By Kevin Jiang

I am a connoisseur of all foods of all cultures. I will pretty much eat anything, as long as it is edible and doesn’t taste like dirt. I’ve eaten turtle, raw steak, pork knuckles, chicken feet—you name it and I’ve either had it or am willing to try it. But you can’t find or accurately pinpoint a culture’s essence in a (subjectively) weird meat or ingredient. In my opinion, it’s the spices and the flavors that really capture a culture’s essence.

Personally, I still prefer Chinese, as well as other Asian cuisine, over all other types of food, perhaps that has something to do with the way I grew up. Whether it is Korean, Thai, Indian, or any of the other many countries that constitute Asia, the flavors all hold their own unique taste profiles and embody the culture. However, second to my love for Asian cuisine is fusion, specifically Asian fusion.
The night before the last Autumn Moon Festival (AKA Harvest Moon or the Super Moon), I was in Chinatown where I had an amazing food experience. There were dozens of food trucks lined in an alleyway, but they weren’t just any food trucks. They were—you guessed it—Asian fusion food trucks. Of course I couldn’t manage to try all of them, but I did manage to try three: Jogasaki, Kogi BBQ, and Tokyo Doggie Style.
Jogasaki sold sushi burritos. Crazy right?! It was really just a large sushi roll minus the seaweed, wrapped in soy paper. The flavors were on point, capturing everything I loved about sushi: the delicate texture of fresh salmon, the refreshing crunch of cucumber, and the slight acidic sweetness of sushi rice. Kogi BBQ brought all the savory-sweet and charred flavors of kbbq into a corn tortilla, easy to hold and perfect to snack on while I waited for the takoyaki (octopus balls) from my last stop of the night.

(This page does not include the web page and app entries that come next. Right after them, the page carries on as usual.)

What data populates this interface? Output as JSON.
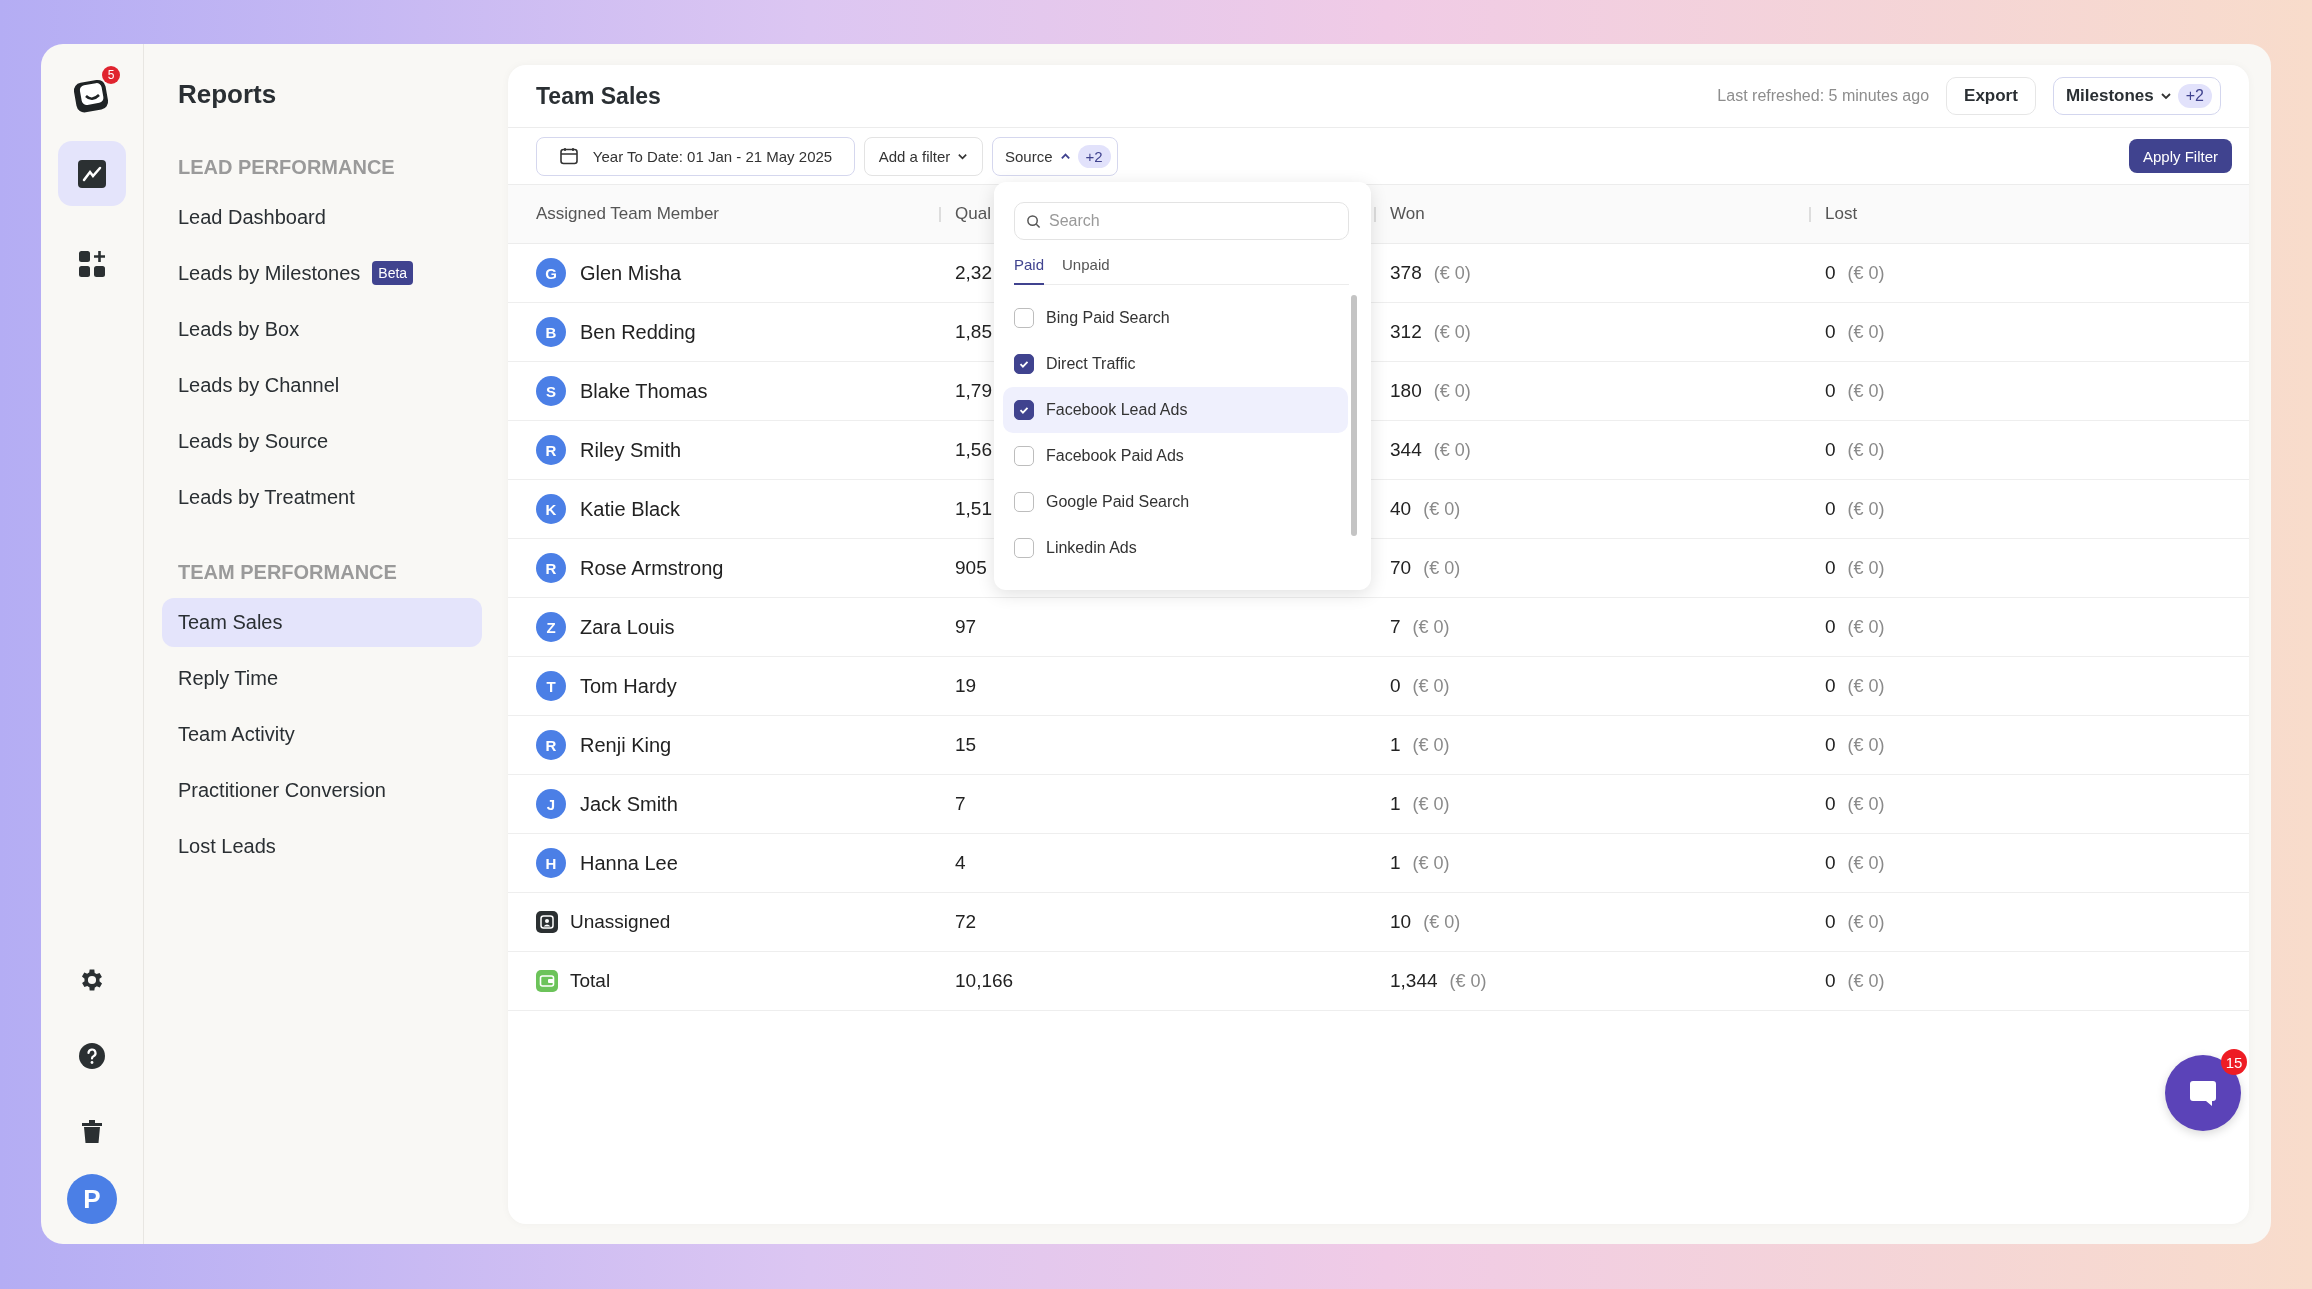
{
  "rail": {
    "logo_badge": "5",
    "nav": [
      {
        "kind": "chart",
        "selected": true
      },
      {
        "kind": "apps",
        "selected": false
      }
    ],
    "avatar": "P"
  },
  "sidebar": {
    "title": "Reports",
    "sections": [
      {
        "heading": "LEAD PERFORMANCE",
        "items": [
          {
            "label": "Lead Dashboard",
            "selected": false
          },
          {
            "label": "Leads by Milestones",
            "selected": false,
            "badge": "Beta"
          },
          {
            "label": "Leads by Box",
            "selected": false
          },
          {
            "label": "Leads by Channel",
            "selected": false
          },
          {
            "label": "Leads by Source",
            "selected": false
          },
          {
            "label": "Leads by Treatment",
            "selected": false
          }
        ]
      },
      {
        "heading": "TEAM PERFORMANCE",
        "items": [
          {
            "label": "Team Sales",
            "selected": true
          },
          {
            "label": "Reply Time",
            "selected": false
          },
          {
            "label": "Team Activity",
            "selected": false
          },
          {
            "label": "Practitioner Conversion",
            "selected": false
          },
          {
            "label": "Lost Leads",
            "selected": false
          }
        ]
      }
    ]
  },
  "main": {
    "title": "Team Sales",
    "last_refreshed": "Last refreshed: 5 minutes ago",
    "export": "Export",
    "milestones": {
      "label": "Milestones",
      "count": "+2"
    },
    "filters": {
      "date": "Year To Date: 01 Jan - 21 May 2025",
      "add_filter": "Add a filter",
      "source": {
        "label": "Source",
        "count": "+2",
        "expanded": true
      },
      "apply": "Apply Filter"
    },
    "table": {
      "columns": [
        "Assigned Team Member",
        "Qual",
        "Won",
        "Lost"
      ],
      "rows": [
        {
          "kind": "member",
          "initial": "G",
          "name": "Glen Misha",
          "qualified": "2,32",
          "won": "378",
          "won_value": "(€ 0)",
          "lost": "0",
          "lost_value": "(€ 0)"
        },
        {
          "kind": "member",
          "initial": "B",
          "name": "Ben Redding",
          "qualified": "1,85",
          "won": "312",
          "won_value": "(€ 0)",
          "lost": "0",
          "lost_value": "(€ 0)"
        },
        {
          "kind": "member",
          "initial": "S",
          "name": "Blake Thomas",
          "qualified": "1,79",
          "won": "180",
          "won_value": "(€ 0)",
          "lost": "0",
          "lost_value": "(€ 0)"
        },
        {
          "kind": "member",
          "initial": "R",
          "name": "Riley Smith",
          "qualified": "1,56",
          "won": "344",
          "won_value": "(€ 0)",
          "lost": "0",
          "lost_value": "(€ 0)"
        },
        {
          "kind": "member",
          "initial": "K",
          "name": "Katie Black",
          "qualified": "1,51",
          "won": "40",
          "won_value": "(€ 0)",
          "lost": "0",
          "lost_value": "(€ 0)"
        },
        {
          "kind": "member",
          "initial": "R",
          "name": "Rose Armstrong",
          "qualified": "905",
          "won": "70",
          "won_value": "(€ 0)",
          "lost": "0",
          "lost_value": "(€ 0)"
        },
        {
          "kind": "member",
          "initial": "Z",
          "name": "Zara Louis",
          "qualified": "97",
          "won": "7",
          "won_value": "(€ 0)",
          "lost": "0",
          "lost_value": "(€ 0)"
        },
        {
          "kind": "member",
          "initial": "T",
          "name": "Tom Hardy",
          "qualified": "19",
          "won": "0",
          "won_value": "(€ 0)",
          "lost": "0",
          "lost_value": "(€ 0)"
        },
        {
          "kind": "member",
          "initial": "R",
          "name": "Renji King",
          "qualified": "15",
          "won": "1",
          "won_value": "(€ 0)",
          "lost": "0",
          "lost_value": "(€ 0)"
        },
        {
          "kind": "member",
          "initial": "J",
          "name": "Jack Smith",
          "qualified": "7",
          "won": "1",
          "won_value": "(€ 0)",
          "lost": "0",
          "lost_value": "(€ 0)"
        },
        {
          "kind": "member",
          "initial": "H",
          "name": "Hanna Lee",
          "qualified": "4",
          "won": "1",
          "won_value": "(€ 0)",
          "lost": "0",
          "lost_value": "(€ 0)"
        },
        {
          "kind": "unassigned",
          "name": "Unassigned",
          "qualified": "72",
          "won": "10",
          "won_value": "(€ 0)",
          "lost": "0",
          "lost_value": "(€ 0)"
        },
        {
          "kind": "total",
          "name": "Total",
          "qualified": "10,166",
          "won": "1,344",
          "won_value": "(€ 0)",
          "lost": "0",
          "lost_value": "(€ 0)"
        }
      ]
    },
    "dropdown": {
      "search_placeholder": "Search",
      "tabs": [
        {
          "label": "Paid",
          "selected": true
        },
        {
          "label": "Unpaid",
          "selected": false
        }
      ],
      "options": [
        {
          "label": "Bing Paid Search",
          "checked": false,
          "highlighted": false
        },
        {
          "label": "Direct Traffic",
          "checked": true,
          "highlighted": false
        },
        {
          "label": "Facebook Lead Ads",
          "checked": true,
          "highlighted": true
        },
        {
          "label": "Facebook Paid Ads",
          "checked": false,
          "highlighted": false
        },
        {
          "label": "Google Paid Search",
          "checked": false,
          "highlighted": false
        },
        {
          "label": "Linkedin Ads",
          "checked": false,
          "highlighted": false
        }
      ]
    }
  },
  "chat": {
    "badge": "15"
  }
}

What I find so interesting about Asian fusion is that regardless of the vehicle of delivery (ie. a taco, bbq, or salad) the flavors remain constant. Some may consider fusion food as a form of cultural appropriation, but I see it as cultural iconoclasm. By taking the traditional concepts of a dish, and then changing its form but holding its key component intact (the unique flavor profiles), one can create a new dish that is an expression of both tradition and revolution. Fusion food cannot be categorized into either of the original components, rather it is has its own place. Kind of like me, American but with strong ties to my Chinese heritage.

Featured image by Prayitno on Flickr

Kevin is a rising junior studying Neuroscience, and is considering picking up a Computer Science minor. He is a born and raised San Diegan and loves the Southern Californian weather and atmosphere. As a swimmer and water polo player, as well as a frequent beach goer, he enjoys being near water. Kevin also enjoys modern art, cooking, but most importantly eating GOOD FOOD (Which LA has a ton of)! Like most people, Kevin enjoys traveling and experiencing the history and culture of other nations.